- Exercise goal
The entries are to be duplicated exactly, with nothing left out.

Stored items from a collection
■ ■ ■ ■ ■ ■ ■

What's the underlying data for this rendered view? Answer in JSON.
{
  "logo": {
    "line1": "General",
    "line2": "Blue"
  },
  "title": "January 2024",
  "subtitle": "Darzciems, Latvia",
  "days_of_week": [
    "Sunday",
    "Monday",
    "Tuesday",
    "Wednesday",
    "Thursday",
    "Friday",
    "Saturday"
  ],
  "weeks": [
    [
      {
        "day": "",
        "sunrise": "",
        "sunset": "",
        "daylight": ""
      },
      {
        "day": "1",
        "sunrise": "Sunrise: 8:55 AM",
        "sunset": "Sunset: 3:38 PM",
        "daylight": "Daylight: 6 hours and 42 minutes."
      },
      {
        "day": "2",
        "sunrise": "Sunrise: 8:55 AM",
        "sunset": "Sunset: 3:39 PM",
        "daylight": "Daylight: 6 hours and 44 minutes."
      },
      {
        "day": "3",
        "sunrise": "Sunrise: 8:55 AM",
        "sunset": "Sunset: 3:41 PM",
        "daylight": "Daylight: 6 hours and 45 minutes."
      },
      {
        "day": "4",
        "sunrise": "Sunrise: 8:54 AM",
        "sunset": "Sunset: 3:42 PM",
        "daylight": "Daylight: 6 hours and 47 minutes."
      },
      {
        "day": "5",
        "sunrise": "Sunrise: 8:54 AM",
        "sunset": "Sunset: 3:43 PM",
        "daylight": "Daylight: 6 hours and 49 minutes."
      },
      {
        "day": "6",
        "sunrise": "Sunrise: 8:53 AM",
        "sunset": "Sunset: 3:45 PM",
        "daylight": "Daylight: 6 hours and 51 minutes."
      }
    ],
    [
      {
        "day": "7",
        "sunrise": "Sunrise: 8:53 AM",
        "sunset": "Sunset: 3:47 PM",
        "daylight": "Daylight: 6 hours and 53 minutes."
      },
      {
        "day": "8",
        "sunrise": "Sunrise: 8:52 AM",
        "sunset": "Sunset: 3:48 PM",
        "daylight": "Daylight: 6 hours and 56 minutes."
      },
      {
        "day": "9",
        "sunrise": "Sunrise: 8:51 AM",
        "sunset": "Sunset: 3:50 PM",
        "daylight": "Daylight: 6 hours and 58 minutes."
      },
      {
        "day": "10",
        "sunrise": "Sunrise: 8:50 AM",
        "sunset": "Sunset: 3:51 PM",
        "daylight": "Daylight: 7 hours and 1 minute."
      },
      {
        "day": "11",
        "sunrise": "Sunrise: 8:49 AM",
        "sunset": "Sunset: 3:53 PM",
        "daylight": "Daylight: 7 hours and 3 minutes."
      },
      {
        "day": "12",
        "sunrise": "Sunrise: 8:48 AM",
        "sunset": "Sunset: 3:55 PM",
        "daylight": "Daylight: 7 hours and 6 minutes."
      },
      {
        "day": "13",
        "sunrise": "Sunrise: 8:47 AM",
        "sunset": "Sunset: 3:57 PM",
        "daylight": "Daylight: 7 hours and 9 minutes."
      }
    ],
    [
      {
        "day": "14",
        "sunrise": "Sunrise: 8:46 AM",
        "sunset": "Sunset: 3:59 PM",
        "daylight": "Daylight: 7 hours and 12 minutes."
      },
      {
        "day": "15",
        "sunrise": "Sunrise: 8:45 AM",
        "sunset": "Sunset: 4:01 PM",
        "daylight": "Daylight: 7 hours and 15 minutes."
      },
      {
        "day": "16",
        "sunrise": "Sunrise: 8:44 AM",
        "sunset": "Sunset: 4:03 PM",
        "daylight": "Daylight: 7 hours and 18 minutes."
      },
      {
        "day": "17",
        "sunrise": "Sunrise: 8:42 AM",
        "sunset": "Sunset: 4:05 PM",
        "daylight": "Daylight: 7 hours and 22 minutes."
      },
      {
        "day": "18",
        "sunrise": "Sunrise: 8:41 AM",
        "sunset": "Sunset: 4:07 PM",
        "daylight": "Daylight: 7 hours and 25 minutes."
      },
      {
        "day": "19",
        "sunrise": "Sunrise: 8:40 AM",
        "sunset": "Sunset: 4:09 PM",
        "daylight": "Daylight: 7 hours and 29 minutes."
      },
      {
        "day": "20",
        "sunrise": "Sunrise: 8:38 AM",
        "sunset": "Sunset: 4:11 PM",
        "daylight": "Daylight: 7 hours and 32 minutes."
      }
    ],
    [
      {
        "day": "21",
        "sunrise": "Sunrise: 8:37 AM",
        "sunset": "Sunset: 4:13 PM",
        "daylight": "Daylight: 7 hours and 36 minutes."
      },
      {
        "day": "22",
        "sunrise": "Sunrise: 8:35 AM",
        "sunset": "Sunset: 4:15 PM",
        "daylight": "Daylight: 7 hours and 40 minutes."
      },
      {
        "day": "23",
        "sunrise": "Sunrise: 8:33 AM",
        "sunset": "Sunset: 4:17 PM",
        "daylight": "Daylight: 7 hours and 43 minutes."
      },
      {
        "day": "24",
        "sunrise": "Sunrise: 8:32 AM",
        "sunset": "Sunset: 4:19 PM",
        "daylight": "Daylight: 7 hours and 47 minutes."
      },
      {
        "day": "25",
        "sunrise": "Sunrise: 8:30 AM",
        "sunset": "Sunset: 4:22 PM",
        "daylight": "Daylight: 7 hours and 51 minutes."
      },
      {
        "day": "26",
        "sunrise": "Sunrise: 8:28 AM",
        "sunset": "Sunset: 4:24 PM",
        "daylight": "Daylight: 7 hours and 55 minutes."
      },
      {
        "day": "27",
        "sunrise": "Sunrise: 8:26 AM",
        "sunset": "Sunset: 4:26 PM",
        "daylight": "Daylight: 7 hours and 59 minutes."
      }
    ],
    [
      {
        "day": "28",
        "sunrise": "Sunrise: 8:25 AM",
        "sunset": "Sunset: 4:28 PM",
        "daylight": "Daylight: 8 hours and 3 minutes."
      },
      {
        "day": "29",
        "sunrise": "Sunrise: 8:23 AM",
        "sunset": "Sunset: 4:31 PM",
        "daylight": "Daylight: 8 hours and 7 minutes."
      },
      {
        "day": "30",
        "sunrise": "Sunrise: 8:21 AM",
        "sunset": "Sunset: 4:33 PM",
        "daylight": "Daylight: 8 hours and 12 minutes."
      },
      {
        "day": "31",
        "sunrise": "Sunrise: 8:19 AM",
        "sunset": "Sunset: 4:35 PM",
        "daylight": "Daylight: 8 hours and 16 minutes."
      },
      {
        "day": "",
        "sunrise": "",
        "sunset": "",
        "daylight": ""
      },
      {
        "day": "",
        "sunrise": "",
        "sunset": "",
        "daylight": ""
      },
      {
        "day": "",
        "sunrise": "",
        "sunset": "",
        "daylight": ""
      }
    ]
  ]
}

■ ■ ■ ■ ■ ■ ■

- Answer to the exercise
What's the underlying data for this rendered view? Answer in JSON.
{
  "logo": {
    "line1": "General",
    "line2": "Blue"
  },
  "title": "January 2024",
  "subtitle": "Darzciems, Latvia",
  "days_of_week": [
    "Sunday",
    "Monday",
    "Tuesday",
    "Wednesday",
    "Thursday",
    "Friday",
    "Saturday"
  ],
  "weeks": [
    [
      {
        "day": "",
        "sunrise": "",
        "sunset": "",
        "daylight": ""
      },
      {
        "day": "1",
        "sunrise": "Sunrise: 8:55 AM",
        "sunset": "Sunset: 3:38 PM",
        "daylight": "Daylight: 6 hours and 42 minutes."
      },
      {
        "day": "2",
        "sunrise": "Sunrise: 8:55 AM",
        "sunset": "Sunset: 3:39 PM",
        "daylight": "Daylight: 6 hours and 44 minutes."
      },
      {
        "day": "3",
        "sunrise": "Sunrise: 8:55 AM",
        "sunset": "Sunset: 3:41 PM",
        "daylight": "Daylight: 6 hours and 45 minutes."
      },
      {
        "day": "4",
        "sunrise": "Sunrise: 8:54 AM",
        "sunset": "Sunset: 3:42 PM",
        "daylight": "Daylight: 6 hours and 47 minutes."
      },
      {
        "day": "5",
        "sunrise": "Sunrise: 8:54 AM",
        "sunset": "Sunset: 3:43 PM",
        "daylight": "Daylight: 6 hours and 49 minutes."
      },
      {
        "day": "6",
        "sunrise": "Sunrise: 8:53 AM",
        "sunset": "Sunset: 3:45 PM",
        "daylight": "Daylight: 6 hours and 51 minutes."
      }
    ],
    [
      {
        "day": "7",
        "sunrise": "Sunrise: 8:53 AM",
        "sunset": "Sunset: 3:47 PM",
        "daylight": "Daylight: 6 hours and 53 minutes."
      },
      {
        "day": "8",
        "sunrise": "Sunrise: 8:52 AM",
        "sunset": "Sunset: 3:48 PM",
        "daylight": "Daylight: 6 hours and 56 minutes."
      },
      {
        "day": "9",
        "sunrise": "Sunrise: 8:51 AM",
        "sunset": "Sunset: 3:50 PM",
        "daylight": "Daylight: 6 hours and 58 minutes."
      },
      {
        "day": "10",
        "sunrise": "Sunrise: 8:50 AM",
        "sunset": "Sunset: 3:51 PM",
        "daylight": "Daylight: 7 hours and 1 minute."
      },
      {
        "day": "11",
        "sunrise": "Sunrise: 8:49 AM",
        "sunset": "Sunset: 3:53 PM",
        "daylight": "Daylight: 7 hours and 3 minutes."
      },
      {
        "day": "12",
        "sunrise": "Sunrise: 8:48 AM",
        "sunset": "Sunset: 3:55 PM",
        "daylight": "Daylight: 7 hours and 6 minutes."
      },
      {
        "day": "13",
        "sunrise": "Sunrise: 8:47 AM",
        "sunset": "Sunset: 3:57 PM",
        "daylight": "Daylight: 7 hours and 9 minutes."
      }
    ],
    [
      {
        "day": "14",
        "sunrise": "Sunrise: 8:46 AM",
        "sunset": "Sunset: 3:59 PM",
        "daylight": "Daylight: 7 hours and 12 minutes."
      },
      {
        "day": "15",
        "sunrise": "Sunrise: 8:45 AM",
        "sunset": "Sunset: 4:01 PM",
        "daylight": "Daylight: 7 hours and 15 minutes."
      },
      {
        "day": "16",
        "sunrise": "Sunrise: 8:44 AM",
        "sunset": "Sunset: 4:03 PM",
        "daylight": "Daylight: 7 hours and 18 minutes."
      },
      {
        "day": "17",
        "sunrise": "Sunrise: 8:42 AM",
        "sunset": "Sunset: 4:05 PM",
        "daylight": "Daylight: 7 hours and 22 minutes."
      },
      {
        "day": "18",
        "sunrise": "Sunrise: 8:41 AM",
        "sunset": "Sunset: 4:07 PM",
        "daylight": "Daylight: 7 hours and 25 minutes."
      },
      {
        "day": "19",
        "sunrise": "Sunrise: 8:40 AM",
        "sunset": "Sunset: 4:09 PM",
        "daylight": "Daylight: 7 hours and 29 minutes."
      },
      {
        "day": "20",
        "sunrise": "Sunrise: 8:38 AM",
        "sunset": "Sunset: 4:11 PM",
        "daylight": "Daylight: 7 hours and 32 minutes."
      }
    ],
    [
      {
        "day": "21",
        "sunrise": "Sunrise: 8:37 AM",
        "sunset": "Sunset: 4:13 PM",
        "daylight": "Daylight: 7 hours and 36 minutes."
      },
      {
        "day": "22",
        "sunrise": "Sunrise: 8:35 AM",
        "sunset": "Sunset: 4:15 PM",
        "daylight": "Daylight: 7 hours and 40 minutes."
      },
      {
        "day": "23",
        "sunrise": "Sunrise: 8:33 AM",
        "sunset": "Sunset: 4:17 PM",
        "daylight": "Daylight: 7 hours and 43 minutes."
      },
      {
        "day": "24",
        "sunrise": "Sunrise: 8:32 AM",
        "sunset": "Sunset: 4:19 PM",
        "daylight": "Daylight: 7 hours and 47 minutes."
      },
      {
        "day": "25",
        "sunrise": "Sunrise: 8:30 AM",
        "sunset": "Sunset: 4:22 PM",
        "daylight": "Daylight: 7 hours and 51 minutes."
      },
      {
        "day": "26",
        "sunrise": "Sunrise: 8:28 AM",
        "sunset": "Sunset: 4:24 PM",
        "daylight": "Daylight: 7 hours and 55 minutes."
      },
      {
        "day": "27",
        "sunrise": "Sunrise: 8:26 AM",
        "sunset": "Sunset: 4:26 PM",
        "daylight": "Daylight: 7 hours and 59 minutes."
      }
    ],
    [
      {
        "day": "28",
        "sunrise": "Sunrise: 8:25 AM",
        "sunset": "Sunset: 4:28 PM",
        "daylight": "Daylight: 8 hours and 3 minutes."
      },
      {
        "day": "29",
        "sunrise": "Sunrise: 8:23 AM",
        "sunset": "Sunset: 4:31 PM",
        "daylight": "Daylight: 8 hours and 7 minutes."
      },
      {
        "day": "30",
        "sunrise": "Sunrise: 8:21 AM",
        "sunset": "Sunset: 4:33 PM",
        "daylight": "Daylight: 8 hours and 12 minutes."
      },
      {
        "day": "31",
        "sunrise": "Sunrise: 8:19 AM",
        "sunset": "Sunset: 4:35 PM",
        "daylight": "Daylight: 8 hours and 16 minutes."
      },
      {
        "day": "",
        "sunrise": "",
        "sunset": "",
        "daylight": ""
      },
      {
        "day": "",
        "sunrise": "",
        "sunset": "",
        "daylight": ""
      },
      {
        "day": "",
        "sunrise": "",
        "sunset": "",
        "daylight": ""
      }
    ]
  ]
}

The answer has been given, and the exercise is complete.